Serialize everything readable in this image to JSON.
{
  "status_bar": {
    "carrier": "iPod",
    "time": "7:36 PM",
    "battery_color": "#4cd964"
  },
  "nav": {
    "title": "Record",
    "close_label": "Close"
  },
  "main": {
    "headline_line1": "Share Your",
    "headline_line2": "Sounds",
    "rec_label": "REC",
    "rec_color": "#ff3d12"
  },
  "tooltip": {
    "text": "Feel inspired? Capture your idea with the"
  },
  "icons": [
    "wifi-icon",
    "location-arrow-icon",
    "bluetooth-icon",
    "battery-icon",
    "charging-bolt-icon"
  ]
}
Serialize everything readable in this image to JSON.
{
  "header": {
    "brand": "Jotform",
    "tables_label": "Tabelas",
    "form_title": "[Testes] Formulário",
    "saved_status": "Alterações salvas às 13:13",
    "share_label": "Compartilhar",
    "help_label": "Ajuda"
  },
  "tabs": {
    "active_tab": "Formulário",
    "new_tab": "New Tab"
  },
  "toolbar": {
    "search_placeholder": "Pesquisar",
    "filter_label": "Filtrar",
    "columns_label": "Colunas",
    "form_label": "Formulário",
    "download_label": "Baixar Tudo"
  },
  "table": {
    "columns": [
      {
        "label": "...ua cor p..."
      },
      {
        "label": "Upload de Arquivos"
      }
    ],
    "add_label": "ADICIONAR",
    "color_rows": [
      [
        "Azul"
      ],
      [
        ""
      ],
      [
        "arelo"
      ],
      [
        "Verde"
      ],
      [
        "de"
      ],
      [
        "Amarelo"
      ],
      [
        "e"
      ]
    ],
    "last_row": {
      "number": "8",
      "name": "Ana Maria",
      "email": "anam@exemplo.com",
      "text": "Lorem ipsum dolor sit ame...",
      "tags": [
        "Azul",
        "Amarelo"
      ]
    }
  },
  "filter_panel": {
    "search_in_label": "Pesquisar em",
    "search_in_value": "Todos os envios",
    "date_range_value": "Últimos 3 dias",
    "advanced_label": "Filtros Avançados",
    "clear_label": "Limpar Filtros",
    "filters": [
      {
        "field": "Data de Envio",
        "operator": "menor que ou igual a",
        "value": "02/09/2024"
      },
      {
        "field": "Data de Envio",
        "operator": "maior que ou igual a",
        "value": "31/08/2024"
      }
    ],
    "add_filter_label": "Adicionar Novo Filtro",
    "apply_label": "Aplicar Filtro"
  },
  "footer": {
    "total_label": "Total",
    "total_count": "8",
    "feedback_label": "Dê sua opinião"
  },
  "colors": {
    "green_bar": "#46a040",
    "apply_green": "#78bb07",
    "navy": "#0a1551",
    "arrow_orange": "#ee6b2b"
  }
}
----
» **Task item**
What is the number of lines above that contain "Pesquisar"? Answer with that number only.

» **Finished task**
2